|08-19-2013 10:10 PM|
|Mabel Mae Poppins||Thank you so much for the info! She sure fooled me, but everything you said makes sense. We want a level and sweet dog, so I want to have as much info as possible going forward. Thanks again!|
|08-19-2013 02:32 PM|
I wouldn't encourage this... it's NOT protective, it's fear. Dogs like this because reactive and can turn into complete nerve bags if you pat them on the back for doing so. I'd definitely start to socialize and nip that in the butt right away.
I have a dog that was reactive from day 1 (rescued at 3.5 months). I thought I did a good job in stopping the behavior, but I must not have... or maybe there was nothing that could have helped this dog... who knows. She continues to get worse. It started out with barking/growling at the neighbor's dogs, then at the neighbors when they got home or left for work. Eventually it escalated to the mail trucks, to any cars, to planes overhead.... then to birds and critters outside.... and now to absolutely nothing. She runs around my house, hugging the floor... hackles up, growling, barking, drooling, and shaking. She goes nuts when I turn on music, or the TV, or my phone rings. If you hit the counter too hard with something, or accidently hit the wall... She goes nuts. She's an extreme case, and I'm not saying your pup will end up exactly like this.... but, that's where it all starts. Do your best to stop it as much as you can now, so hopefully the dog can be a more normal adult. Zira right now is a candidate for medication (our vet is still looking into things), and eventually with all her issues... it looks like we'll have to make that final horrible decision. She's a complete nut case, and her fears are getting extreme. She's also turned it into aggression with dogs... and we're afraid it'll be on humans next.
Fear aggression, and other fear relation issues are not something to take lightly or just blow off... and certainly not to encourage. That growl and bark may someday turn into a nip.... and possible from there, a full on attack. Although we like to look at our dogs as protectors and tough guys.... that side doesn't come out until maturity hits. Any younger than that, it's done out of fear.
Good luck to you and your pup, I wish you both the best. Hopefully, with him being so young, you can stop this, add some socialization with him and end up with a happy mature adult.
|08-19-2013 10:44 AM|
Sure, in this situation, it was a strange dog (on the NEIGHBOR's property), but if the puppy being fearful of all dogs it doesn't know is encouraged, then you're going to have a dog-reactive mess on your hands. Rather, encourage confidence in the puppy, so that when he matures, he can discern between what is a threat (a strange dog on your property) and what is not (a strange dog being walked down the road) and be protective in an appropriate manner.
|08-19-2013 10:34 AM|
Strange animal in your yard? Dog barks and gets aggressive? GOOD BOY!
If you find this to be a problem, I will gladly give your dog a home on a mountain in Montana.
|08-19-2013 09:25 AM|
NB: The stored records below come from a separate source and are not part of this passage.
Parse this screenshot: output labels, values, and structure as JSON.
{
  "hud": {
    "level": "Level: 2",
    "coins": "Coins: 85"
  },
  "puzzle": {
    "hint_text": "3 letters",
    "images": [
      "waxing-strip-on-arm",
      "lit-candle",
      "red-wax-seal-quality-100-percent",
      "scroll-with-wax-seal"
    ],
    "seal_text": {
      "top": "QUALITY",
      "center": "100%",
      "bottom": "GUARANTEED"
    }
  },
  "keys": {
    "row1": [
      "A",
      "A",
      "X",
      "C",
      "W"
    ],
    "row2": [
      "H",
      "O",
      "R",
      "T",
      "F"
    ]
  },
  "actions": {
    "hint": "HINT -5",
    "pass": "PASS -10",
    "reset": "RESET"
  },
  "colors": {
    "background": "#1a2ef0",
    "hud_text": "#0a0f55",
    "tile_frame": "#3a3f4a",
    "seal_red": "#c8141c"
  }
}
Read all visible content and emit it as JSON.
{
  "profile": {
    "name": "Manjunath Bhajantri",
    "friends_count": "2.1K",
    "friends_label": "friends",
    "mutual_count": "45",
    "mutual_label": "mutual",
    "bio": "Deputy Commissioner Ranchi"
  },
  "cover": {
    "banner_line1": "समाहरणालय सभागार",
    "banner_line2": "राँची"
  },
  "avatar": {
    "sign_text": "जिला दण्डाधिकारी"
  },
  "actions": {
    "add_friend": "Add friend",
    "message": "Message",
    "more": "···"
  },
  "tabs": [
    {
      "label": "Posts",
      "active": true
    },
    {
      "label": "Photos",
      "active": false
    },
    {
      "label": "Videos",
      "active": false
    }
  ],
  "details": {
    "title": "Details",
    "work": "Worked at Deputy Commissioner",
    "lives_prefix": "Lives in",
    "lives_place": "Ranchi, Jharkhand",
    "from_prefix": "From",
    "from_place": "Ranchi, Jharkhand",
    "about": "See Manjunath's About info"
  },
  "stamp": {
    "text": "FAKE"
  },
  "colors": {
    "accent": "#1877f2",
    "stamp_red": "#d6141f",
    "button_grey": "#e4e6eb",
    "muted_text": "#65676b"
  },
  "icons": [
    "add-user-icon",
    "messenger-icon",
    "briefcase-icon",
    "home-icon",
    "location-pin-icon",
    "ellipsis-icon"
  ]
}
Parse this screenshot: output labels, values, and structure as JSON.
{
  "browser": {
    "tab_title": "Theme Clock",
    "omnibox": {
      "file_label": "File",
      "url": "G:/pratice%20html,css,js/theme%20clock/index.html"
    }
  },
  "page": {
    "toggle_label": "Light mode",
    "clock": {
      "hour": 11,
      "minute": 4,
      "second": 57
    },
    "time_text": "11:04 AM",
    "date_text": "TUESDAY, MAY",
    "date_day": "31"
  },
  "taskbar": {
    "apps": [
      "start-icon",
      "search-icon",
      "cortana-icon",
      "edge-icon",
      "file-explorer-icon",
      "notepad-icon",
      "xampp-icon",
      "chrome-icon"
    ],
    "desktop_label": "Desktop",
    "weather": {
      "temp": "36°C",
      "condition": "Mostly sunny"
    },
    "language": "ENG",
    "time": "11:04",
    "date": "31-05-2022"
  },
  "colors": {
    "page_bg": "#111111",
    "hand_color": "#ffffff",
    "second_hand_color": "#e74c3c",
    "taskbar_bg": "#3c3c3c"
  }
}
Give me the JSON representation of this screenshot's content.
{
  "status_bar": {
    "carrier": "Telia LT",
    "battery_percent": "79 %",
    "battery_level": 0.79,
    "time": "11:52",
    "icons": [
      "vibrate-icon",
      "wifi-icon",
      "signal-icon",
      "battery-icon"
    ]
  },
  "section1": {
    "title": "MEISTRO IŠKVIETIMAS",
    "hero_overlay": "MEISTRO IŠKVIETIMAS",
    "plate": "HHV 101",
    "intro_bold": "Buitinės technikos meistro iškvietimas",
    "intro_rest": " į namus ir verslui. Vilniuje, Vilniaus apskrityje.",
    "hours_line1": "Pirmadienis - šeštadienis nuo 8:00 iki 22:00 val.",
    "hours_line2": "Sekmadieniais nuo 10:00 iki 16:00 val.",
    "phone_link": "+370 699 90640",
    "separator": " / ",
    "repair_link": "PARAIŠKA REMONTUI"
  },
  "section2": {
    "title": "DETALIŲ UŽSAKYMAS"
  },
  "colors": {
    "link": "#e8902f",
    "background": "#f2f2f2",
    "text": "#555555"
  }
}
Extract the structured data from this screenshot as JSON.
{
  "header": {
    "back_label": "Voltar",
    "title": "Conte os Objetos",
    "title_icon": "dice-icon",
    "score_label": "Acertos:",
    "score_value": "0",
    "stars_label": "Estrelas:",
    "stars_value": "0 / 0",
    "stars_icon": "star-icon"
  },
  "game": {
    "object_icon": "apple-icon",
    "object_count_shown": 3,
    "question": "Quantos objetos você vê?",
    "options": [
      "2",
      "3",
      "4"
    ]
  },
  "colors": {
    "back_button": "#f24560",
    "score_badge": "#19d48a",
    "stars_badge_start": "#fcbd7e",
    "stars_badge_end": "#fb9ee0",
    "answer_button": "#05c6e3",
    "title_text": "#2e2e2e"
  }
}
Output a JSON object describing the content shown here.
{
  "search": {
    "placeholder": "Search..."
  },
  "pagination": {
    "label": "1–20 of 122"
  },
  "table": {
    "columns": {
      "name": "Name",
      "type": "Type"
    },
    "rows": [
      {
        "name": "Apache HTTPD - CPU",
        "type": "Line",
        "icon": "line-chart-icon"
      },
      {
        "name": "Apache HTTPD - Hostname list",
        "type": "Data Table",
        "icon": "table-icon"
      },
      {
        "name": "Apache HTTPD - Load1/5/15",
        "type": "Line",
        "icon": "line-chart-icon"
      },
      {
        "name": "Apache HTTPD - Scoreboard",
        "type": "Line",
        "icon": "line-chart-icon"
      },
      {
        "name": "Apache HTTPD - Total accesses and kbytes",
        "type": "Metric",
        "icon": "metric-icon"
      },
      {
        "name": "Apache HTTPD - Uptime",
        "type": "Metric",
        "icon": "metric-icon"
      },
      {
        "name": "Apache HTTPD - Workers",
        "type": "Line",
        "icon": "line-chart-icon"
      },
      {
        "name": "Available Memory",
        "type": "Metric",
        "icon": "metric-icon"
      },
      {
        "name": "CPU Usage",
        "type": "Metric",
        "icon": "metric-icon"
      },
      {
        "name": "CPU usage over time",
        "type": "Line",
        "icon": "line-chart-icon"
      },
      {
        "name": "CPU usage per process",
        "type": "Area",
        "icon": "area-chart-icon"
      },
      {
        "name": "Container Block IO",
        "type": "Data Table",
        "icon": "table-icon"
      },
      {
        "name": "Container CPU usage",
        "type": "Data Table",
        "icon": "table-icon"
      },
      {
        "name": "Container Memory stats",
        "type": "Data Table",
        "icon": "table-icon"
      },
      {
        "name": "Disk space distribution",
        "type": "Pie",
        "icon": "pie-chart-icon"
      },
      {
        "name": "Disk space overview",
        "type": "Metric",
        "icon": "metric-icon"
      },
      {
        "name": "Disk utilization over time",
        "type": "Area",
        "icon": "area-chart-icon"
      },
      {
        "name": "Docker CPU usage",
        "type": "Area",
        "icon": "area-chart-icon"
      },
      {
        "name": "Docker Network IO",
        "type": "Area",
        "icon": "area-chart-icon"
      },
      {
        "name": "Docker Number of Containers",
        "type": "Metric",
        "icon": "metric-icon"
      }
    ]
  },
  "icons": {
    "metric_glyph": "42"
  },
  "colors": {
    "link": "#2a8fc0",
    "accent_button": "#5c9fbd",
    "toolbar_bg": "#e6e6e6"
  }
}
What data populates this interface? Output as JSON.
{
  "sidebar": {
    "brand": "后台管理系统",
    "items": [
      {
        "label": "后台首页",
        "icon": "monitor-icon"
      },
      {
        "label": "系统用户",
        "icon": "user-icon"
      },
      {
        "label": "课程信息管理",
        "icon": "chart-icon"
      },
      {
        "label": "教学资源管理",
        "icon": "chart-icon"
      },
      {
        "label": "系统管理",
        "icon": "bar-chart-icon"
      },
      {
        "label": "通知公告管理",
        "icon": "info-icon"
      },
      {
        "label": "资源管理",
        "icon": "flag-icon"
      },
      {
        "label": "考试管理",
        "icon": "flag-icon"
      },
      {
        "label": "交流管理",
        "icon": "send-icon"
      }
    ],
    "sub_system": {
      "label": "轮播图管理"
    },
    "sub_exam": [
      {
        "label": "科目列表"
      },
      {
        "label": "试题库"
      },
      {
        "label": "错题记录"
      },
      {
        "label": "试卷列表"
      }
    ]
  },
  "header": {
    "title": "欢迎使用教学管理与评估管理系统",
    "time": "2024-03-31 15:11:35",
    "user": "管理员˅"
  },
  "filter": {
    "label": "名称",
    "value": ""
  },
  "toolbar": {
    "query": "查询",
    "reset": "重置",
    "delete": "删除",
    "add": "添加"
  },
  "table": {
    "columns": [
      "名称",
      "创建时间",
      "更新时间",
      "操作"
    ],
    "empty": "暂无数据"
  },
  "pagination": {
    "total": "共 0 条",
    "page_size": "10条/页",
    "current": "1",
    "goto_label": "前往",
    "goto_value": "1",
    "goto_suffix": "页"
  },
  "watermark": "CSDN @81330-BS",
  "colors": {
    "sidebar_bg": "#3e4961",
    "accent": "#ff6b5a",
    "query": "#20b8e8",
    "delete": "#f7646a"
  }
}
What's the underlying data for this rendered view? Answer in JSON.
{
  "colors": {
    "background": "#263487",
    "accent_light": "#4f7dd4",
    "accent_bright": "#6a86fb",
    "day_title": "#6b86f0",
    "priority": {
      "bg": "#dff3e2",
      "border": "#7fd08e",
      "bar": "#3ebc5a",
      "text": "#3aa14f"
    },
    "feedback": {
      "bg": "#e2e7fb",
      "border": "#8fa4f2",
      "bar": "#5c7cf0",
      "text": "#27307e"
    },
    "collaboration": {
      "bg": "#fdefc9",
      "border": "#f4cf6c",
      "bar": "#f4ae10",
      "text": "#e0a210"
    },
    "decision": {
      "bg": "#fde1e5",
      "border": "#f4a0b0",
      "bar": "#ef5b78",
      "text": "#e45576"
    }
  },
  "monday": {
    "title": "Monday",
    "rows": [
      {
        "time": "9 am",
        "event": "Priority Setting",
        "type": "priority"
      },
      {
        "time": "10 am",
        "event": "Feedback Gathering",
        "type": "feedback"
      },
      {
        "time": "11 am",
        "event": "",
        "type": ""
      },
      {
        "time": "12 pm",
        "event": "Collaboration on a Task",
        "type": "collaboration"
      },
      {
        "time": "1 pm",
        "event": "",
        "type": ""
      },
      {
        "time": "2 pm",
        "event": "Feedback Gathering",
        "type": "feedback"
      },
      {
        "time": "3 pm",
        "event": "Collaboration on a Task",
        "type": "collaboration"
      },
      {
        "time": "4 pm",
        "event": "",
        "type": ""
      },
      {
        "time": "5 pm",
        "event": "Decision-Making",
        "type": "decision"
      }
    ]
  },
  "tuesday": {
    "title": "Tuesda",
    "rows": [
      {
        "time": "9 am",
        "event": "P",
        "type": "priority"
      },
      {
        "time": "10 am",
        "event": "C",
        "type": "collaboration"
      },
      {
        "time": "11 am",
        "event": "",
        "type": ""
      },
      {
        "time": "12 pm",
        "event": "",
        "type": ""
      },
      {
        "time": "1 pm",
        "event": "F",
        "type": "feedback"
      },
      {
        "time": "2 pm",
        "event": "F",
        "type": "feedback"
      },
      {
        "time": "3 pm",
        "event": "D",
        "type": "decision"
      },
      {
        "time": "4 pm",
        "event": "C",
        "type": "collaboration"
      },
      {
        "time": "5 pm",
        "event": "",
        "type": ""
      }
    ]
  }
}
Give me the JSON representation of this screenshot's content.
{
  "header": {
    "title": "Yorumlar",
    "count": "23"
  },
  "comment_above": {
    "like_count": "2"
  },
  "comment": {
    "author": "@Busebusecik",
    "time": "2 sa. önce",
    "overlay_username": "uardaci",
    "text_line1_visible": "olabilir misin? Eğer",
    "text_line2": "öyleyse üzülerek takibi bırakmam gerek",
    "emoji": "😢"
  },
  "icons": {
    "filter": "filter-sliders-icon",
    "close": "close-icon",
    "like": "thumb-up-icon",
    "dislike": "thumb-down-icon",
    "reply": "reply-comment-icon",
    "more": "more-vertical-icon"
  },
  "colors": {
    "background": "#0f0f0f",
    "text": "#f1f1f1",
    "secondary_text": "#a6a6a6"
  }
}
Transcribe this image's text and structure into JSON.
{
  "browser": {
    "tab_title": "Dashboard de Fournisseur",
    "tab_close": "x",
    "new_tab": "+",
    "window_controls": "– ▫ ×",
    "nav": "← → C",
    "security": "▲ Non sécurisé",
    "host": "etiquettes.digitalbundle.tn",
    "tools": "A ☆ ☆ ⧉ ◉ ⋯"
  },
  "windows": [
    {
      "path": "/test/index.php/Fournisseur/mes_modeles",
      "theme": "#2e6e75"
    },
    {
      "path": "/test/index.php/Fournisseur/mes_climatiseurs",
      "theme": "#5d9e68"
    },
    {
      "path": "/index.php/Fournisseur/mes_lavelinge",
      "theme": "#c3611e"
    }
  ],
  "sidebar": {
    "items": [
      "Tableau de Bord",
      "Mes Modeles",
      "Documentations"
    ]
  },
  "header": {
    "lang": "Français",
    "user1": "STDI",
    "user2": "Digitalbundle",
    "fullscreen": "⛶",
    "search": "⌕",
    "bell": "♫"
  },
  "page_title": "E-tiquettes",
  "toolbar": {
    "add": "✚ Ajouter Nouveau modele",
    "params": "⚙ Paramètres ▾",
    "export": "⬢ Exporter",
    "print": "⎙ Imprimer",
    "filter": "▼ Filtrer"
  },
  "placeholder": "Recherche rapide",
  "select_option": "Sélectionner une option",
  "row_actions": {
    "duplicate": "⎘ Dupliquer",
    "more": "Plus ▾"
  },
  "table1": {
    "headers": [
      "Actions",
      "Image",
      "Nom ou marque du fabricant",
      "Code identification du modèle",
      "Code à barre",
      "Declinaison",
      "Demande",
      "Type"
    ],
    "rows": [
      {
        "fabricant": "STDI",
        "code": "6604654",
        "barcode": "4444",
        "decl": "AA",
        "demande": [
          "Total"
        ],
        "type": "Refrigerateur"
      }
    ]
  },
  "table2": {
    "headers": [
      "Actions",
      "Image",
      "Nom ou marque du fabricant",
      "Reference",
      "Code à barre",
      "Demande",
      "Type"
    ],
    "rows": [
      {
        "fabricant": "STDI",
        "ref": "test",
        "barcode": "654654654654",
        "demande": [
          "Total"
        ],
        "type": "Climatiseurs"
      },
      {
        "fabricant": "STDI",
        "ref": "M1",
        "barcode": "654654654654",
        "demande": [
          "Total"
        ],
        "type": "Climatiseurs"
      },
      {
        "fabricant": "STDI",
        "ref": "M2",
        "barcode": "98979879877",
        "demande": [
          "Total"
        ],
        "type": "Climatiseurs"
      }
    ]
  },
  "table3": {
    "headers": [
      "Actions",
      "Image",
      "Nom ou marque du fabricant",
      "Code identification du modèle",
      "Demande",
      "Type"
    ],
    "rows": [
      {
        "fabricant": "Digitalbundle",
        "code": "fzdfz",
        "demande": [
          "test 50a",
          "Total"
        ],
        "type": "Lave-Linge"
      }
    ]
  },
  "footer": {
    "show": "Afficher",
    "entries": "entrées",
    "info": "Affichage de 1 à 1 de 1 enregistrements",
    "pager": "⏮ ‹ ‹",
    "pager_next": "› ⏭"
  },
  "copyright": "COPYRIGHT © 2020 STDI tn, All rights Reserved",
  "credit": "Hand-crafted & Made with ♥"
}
|Chip Blasiole||Your dog is being overly defensive due to insecurity. I don't believe in fear periods. You will end up with a dog aggression problem if you don't address it correctly.|
|08-19-2013 08:26 AM|
People often mistake fearful behavior for protective behavior especially in puppies, but also in adults. This is a common age for fearful behavior to start-- you can't tell by the tone of her bark. Puppies this age will not be protective, they are just babies and have no idea what it even means. It's basically a "I'm going to warn you before you get me" sort of mentality, because she didn't know this dog, his scent, etc... and accordingly, saw him as a threat. Keep up with obedience and fun, confidence building exercises like teaching tricks, etc. Keep everything fun, fun, fun, so she feels like she is a rock start 100% of the time.
A lot of people feel the need to shove their puppies around every strange dog they can to socialize, but it's often a mistake and can seriously overwhelm the puppy and have the opposite effect (I made this mistake). While positive, structured socialization with other dogs is important, probably more important is working on keeping her focus on YOU when other dogs are around and teaching her to ignore them. Teach her that she doesn't need to care about the other dogs, because she has you.
|08-19-2013 12:44 AM|
|Mabel Mae Poppins||
Protective Behavior at 13 Weeks?
We have a 13 week old female who we've been trying to socialize properly. She has been exposed to different types of dogs at farmer's markets, etc. She has been a bit timid, but has been friendly and wanting to play with them all.
Today a stray dog entered our neighbor's yard, and our puppy saw it through our fence. She immediately started barking and growling at a lower pitch than I've ever heard from her before. She stood beside me and barked until it ran off.
This was not a scared or playful bark. She was very, very definitely telling this dog it was not welcome.
The incredible thing is that when our neighbor's dog is out playing in their yard, she always sits and watches him very friendly and curiously.
She somehow knew this other dog was out of place and did something about it.
Is this normal at 13 weeks???? Everything I've read says protective behavior starts much, much later.